Craigslist Shopping 101
This article shares tips from the 7th episode of Dealista, our podcast that'll help you get more for less.
We’ve often joked that Craigslist is a haven for unworthy junk and hopeless cast-offs, but in my experience, it has proven to be a time and money-saving resource that I regularly use for finding amazing deals and solid bartering opportunities. Here are the basic details of how this shopping site works and the tools that can give you the advantage in buying only the best!
What Is Craigslist?
I’m sure most of you already know, but it is essentially the online classified ad service. It is free to use, heavily regulated by its own community, and a go-to destination for things you might not be able to grab easily at a megastore (like an apple picker, 10 pounds of morel mushrooms, or a collection of late 80’s records.)
How Do I Use It?
Broken down by state and then city, Craigslist lets you zone in on items that are as close to your home as you wish. Since the biggest consideration to purchasing a hot item can often be distance, it’s a good idea to set limits to how far your willing to drive in order to pick up a purchase (since most sellers have no interest in delivering or shipping.) I usually prioritize driving distance by how much money I’m saving or how rare a find is. (It’s not worth my time to drive a few hours to pick up a couple of bags of baby clothes. Buying that registered Dexter bull, however, took my husband a day’s drive, and it was well worth it!)
Tools to Give You the Advantage
Like Ebay, Amazon, or any other online retailer, there are some clever tricks to finding outstanding bargains and getting them first. Some worthwhile sites that help you find listing with spelling errors include Typobuddy.com and Misspellr.com. If you think you may have more luck finding an item that is simply mis-categorized, try SearchAllCraigs.com.
Feed junkies (like me) can always use an RSS option to amp your chances of being the first to know of a coveted find. (Wondering what RSS is? I suggest you listen to this podcast by the Digital Marketer.) If you are like me, you usually have a list of search terms that you check frequently. (Lately, I been checking
Shop Smart, Stay Safe
A good thing can’t usually stay untarnished, and Craigslist is no exception.

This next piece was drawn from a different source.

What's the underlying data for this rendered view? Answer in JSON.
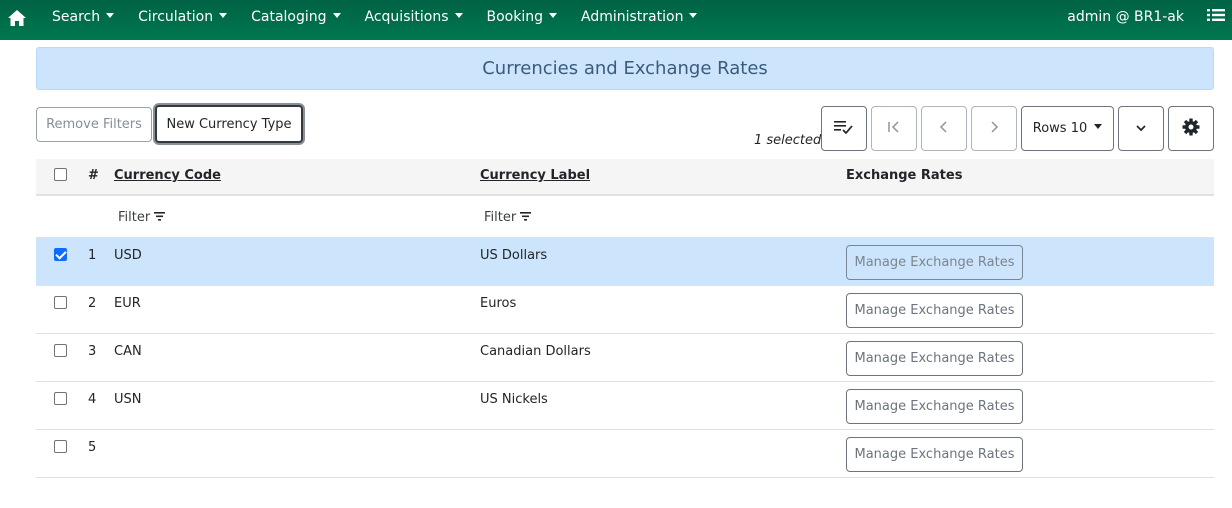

Between the Nigerian scams, flame wars, and serial killers, it’s fast becoming the place that urban legends live for. I usually send my husband to do my bidding, but even if I coordinate a purchase myself, I follow a few tips to ensure my safety:
- Keep your information to yourself. (I don’t give out my full name when doing business, and I try to always email or call the seller. They really don’t need my info to schedule a transaction.)
- I avoid areas that I’m not familiar with, take a friend with me, and don’t pick up purchases at night. (If the seller can’t bring the item out to me in my car, the deal is off.)
- I always pay cash. This is what most sellers want anyway, and it keeps them from getting a hold of my other sensitive financial info. (Always ask for a bill of sale, however. You may need it for taxes or for legal protections down the road.)
For the most part, I’ve had an amazing experience with Craigslist. My husband uses it regularly in the course of his small farming business. (We’ve purchased cattle, a tractor, lumber, drywall, mechanic work, and hauling services from it in just the past year.) The free stuff category has been worth it alone for us. (We’ve managed to score paving stones, a brand new bathroom sink, and lots of cardboard boxes.) If you’ve been avoiding it out of fear or because you weren’t sure it could meet your needs, I suggest you give it a try!
If you enjoyed these tips you can find more in our show's archive.
Disclaimer: The links and mentions on this site may be affiliate links. But they do not affect the actual opinions and recommendations of the authors.
Wise Bread is a participant in the Amazon Services LLC Associates Program, an affiliate advertising program designed to provide a means for sites to earn advertising fees by advertising and linking to amazon.com.